━━━ AVAILABLE RECORDS ━━━

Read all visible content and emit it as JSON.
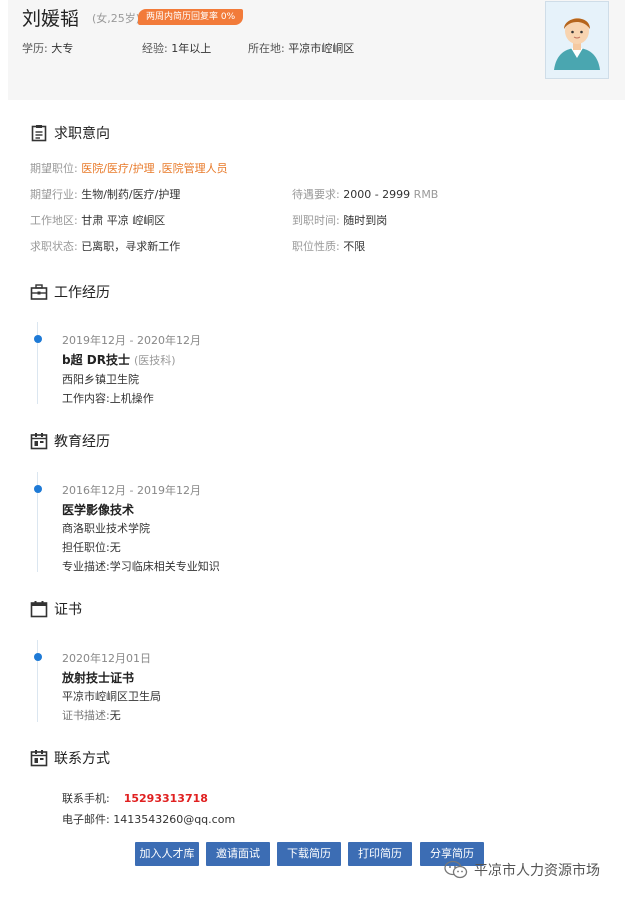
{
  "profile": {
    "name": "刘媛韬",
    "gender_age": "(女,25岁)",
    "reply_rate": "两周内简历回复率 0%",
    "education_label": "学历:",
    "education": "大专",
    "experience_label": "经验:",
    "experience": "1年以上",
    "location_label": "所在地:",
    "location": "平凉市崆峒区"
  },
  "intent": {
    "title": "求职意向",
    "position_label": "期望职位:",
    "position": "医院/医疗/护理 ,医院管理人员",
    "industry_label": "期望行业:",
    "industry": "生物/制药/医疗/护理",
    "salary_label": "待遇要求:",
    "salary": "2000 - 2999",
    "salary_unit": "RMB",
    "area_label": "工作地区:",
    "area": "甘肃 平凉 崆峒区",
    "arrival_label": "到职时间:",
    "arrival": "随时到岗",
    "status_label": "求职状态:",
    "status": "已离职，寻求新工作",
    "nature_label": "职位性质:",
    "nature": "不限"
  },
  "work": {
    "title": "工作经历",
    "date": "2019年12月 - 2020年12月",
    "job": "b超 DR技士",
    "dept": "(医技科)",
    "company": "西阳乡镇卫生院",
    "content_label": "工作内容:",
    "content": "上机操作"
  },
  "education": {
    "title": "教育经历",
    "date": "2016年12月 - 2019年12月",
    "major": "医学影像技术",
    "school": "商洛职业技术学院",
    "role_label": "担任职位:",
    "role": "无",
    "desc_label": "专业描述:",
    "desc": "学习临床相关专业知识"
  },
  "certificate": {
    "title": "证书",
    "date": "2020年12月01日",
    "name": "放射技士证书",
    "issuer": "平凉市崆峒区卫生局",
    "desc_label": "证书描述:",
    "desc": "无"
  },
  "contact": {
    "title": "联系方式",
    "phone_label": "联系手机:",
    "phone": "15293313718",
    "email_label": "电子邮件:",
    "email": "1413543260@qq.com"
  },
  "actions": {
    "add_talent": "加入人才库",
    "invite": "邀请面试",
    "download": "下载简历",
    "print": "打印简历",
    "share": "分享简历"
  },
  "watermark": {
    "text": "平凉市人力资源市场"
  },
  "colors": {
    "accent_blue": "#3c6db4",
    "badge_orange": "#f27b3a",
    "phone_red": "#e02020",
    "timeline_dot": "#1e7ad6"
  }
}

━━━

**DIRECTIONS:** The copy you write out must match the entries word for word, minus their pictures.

**ANSWER BELOW:**
Read all visible content and emit it as JSON.
{
  "profile": {
    "name": "刘媛韬",
    "gender_age": "(女,25岁)",
    "reply_rate": "两周内简历回复率 0%",
    "education_label": "学历:",
    "education": "大专",
    "experience_label": "经验:",
    "experience": "1年以上",
    "location_label": "所在地:",
    "location": "平凉市崆峒区"
  },
  "intent": {
    "title": "求职意向",
    "position_label": "期望职位:",
    "position": "医院/医疗/护理 ,医院管理人员",
    "industry_label": "期望行业:",
    "industry": "生物/制药/医疗/护理",
    "salary_label": "待遇要求:",
    "salary": "2000 - 2999",
    "salary_unit": "RMB",
    "area_label": "工作地区:",
    "area": "甘肃 平凉 崆峒区",
    "arrival_label": "到职时间:",
    "arrival": "随时到岗",
    "status_label": "求职状态:",
    "status": "已离职，寻求新工作",
    "nature_label": "职位性质:",
    "nature": "不限"
  },
  "work": {
    "title": "工作经历",
    "date": "2019年12月 - 2020年12月",
    "job": "b超 DR技士",
    "dept": "(医技科)",
    "company": "西阳乡镇卫生院",
    "content_label": "工作内容:",
    "content": "上机操作"
  },
  "education": {
    "title": "教育经历",
    "date": "2016年12月 - 2019年12月",
    "major": "医学影像技术",
    "school": "商洛职业技术学院",
    "role_label": "担任职位:",
    "role": "无",
    "desc_label": "专业描述:",
    "desc": "学习临床相关专业知识"
  },
  "certificate": {
    "title": "证书",
    "date": "2020年12月01日",
    "name": "放射技士证书",
    "issuer": "平凉市崆峒区卫生局",
    "desc_label": "证书描述:",
    "desc": "无"
  },
  "contact": {
    "title": "联系方式",
    "phone_label": "联系手机:",
    "phone": "15293313718",
    "email_label": "电子邮件:",
    "email": "1413543260@qq.com"
  },
  "actions": {
    "add_talent": "加入人才库",
    "invite": "邀请面试",
    "download": "下载简历",
    "print": "打印简历",
    "share": "分享简历"
  },
  "watermark": {
    "text": "平凉市人力资源市场"
  },
  "colors": {
    "accent_blue": "#3c6db4",
    "badge_orange": "#f27b3a",
    "phone_red": "#e02020",
    "timeline_dot": "#1e7ad6"
  }
}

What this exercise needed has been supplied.